* If I’m not mistaken, commissioner Bud Selig took the “boys will be boys” approach to the controversy regarding Kenny Rogers and his dirty hand during Fox’s pre-game show. In an on-the-field interview with the always-entertaining Penn alum, Ken Rosenthal, Selig said that if Tony La Russa didn’t do anything about it, why should he?
Selig said that La Russa has been known to be combative.
What Selig and player’s union president Donald Fehr were with Rosenthal for was to announce the new labor agreement that will last through the 2011 season.
Selig called the new deal “historic.” You know, like the Treaty of Versailles.
* Kevin Kennedy, one of Fox’s pre-game analysts with a penchant for dismissing everything controversial in the game, was on top of his game on Tuesday night. This summer he debunked all steroid and performance-enhancing drug accusations and controversies with a hand waving, “He never tested positive!” As well as, “Put your name next to it! Stop using unnamed sources!”
OK, Mr. Haldeman.
Much to our surprise, Kennedy was just as dismissive of the Rogers controversy.
“It happens all the time,” Kennedy said. “It’s part of the game.”
Could you imagine what Kennedy might say if he were in Uganda with Idi Amin when people just started disappearing.
“What? It’s no big deal. It happens all the time. That’s just Idi being Idi.”
Yes, I see how silly it sounds comparing a brutal, homicidal dictator to a baseball pitcher with dirty hands and an apologist announcer. Better yet, it reminds me of one of my favorite Tug McGraw quotes.
After escaping from a tough, late-inning jam against the Big Red Machine's Joe Morgan, George Foster, Tony Perez and Johnny Bench with his typical aplomb, Tug was asked by a reporter how he was able to stay so cool. “Well,” he said. “Ten million years from now, when the sun burns out and the Earth is just a frozen snowball hurtling through space, nobody's going to care whether or not I got this guy out.”
My favorite Tug quote is when he was asked what he would do with the money he got for making it to the World Series with the Mets in 1973.
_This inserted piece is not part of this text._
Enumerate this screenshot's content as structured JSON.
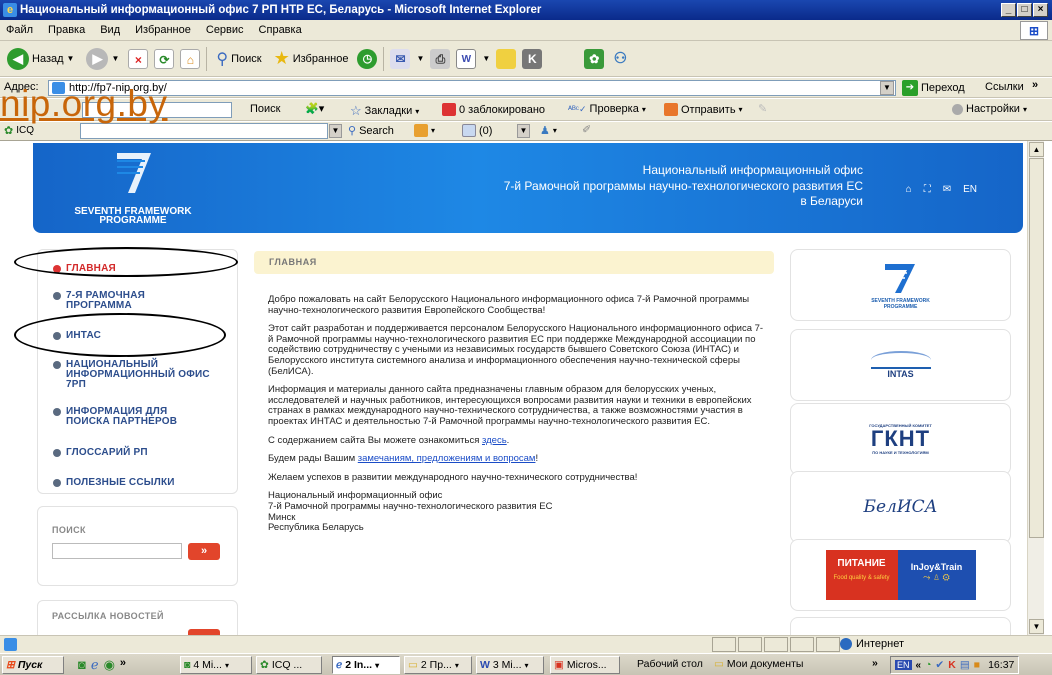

“Ninety percent I'll spend on good times, women and Irish whiskey. The other 10 percent I'll probably waste.”
* I had Nate Robertson on my rotisserie team this season, Game 3 was the first time I saw him pitch. He’s a lefty… imagine that. He wears glasses, too. He’s also No. 29 like 1968 World Series hero Mickey Lolich and has been driving the same car for a really long time.
At various points of the season, I also had Jason Isringhausen, Anthony Reyes, Jason Marquis, Preston Wilson and David Eckstein of the Cardinals, as well as Pudge Rodriguez, Craig Monroe, Brandon Inge and Sean Casey of the Tigers.
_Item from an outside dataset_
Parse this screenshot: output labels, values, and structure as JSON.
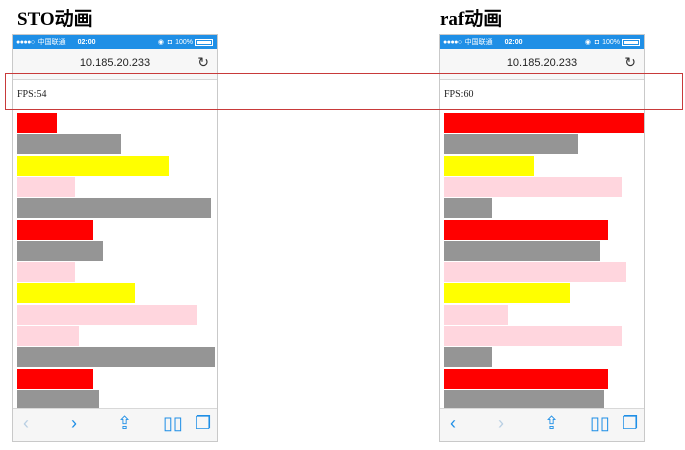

I finished in ninth place of a 12-team league.
* Richard Ford’s new novel The Lay of the Land is out. This is the third of the Frank Bascombe series, which includes The Sportswriter and the Pulitzer Prize-winning Independence Day. The reviews look good, which isn’t too surprising since Ford is a bit of a media darling. Nevertheless, I’m anxious to dive in.
* I had the chance to tune into the radio broadcast of the start of the game while running an errand. ESPN radio’s Jon Miller and Joe Morgan handle the call on radio, which is filled with much more insight than the TV version.
Yeah, I know a lot of people are not fans of Morgan’s work for ESPN, but there were a few nuggets from Morgan and Miller that the more superficial TV broadcast would miss.
This is no fault of TV, I suppose. After all, if someone is listening to the World Series on the radio they are seeking it out. A non-baseball fan isn’t going to drive around and listen to the game, though that same non-fan person could tune in on TV. You know, maybe the batteries on the remote died or something.
Anyway, Morgan and Miller pointed out that Preston Wilson could be the key for the Cardinals in Game 3. The reason? Wilson is in the No. 2 spot of the batting order, one place ahead of Albert Pujols. It would be Wilson’s job to ensure that the Tigers cannot pitch around the fearsome Pujols.
Yet because Wilson is hitting ahead of Pujols, the duo pointed out, he should get a lot more pitches to hit than if he were batting in front of, say, Jim Edmonds or Scott Rolen. Plus, they said, Tony La Russa likes for someone with some power to hit ahead of Pujols in the No. 2 spot. That’s why Wilson is so important, the announcers said.
This is interesting, though if La Russa likes power in the two-hole, why not try Edmonds or Rolen there. Certainly they both have much more power than Wilson and strike out a lot less, too.
* In the first inning after Robertson came up and in to Pujols, Morgan made a joke.
“Looks like that one slipped. Maybe he needs some pine tar?” Morgan said.
“He plays for the Tigers,” Miller said. “I think I know where he can get some.”
It made me laugh.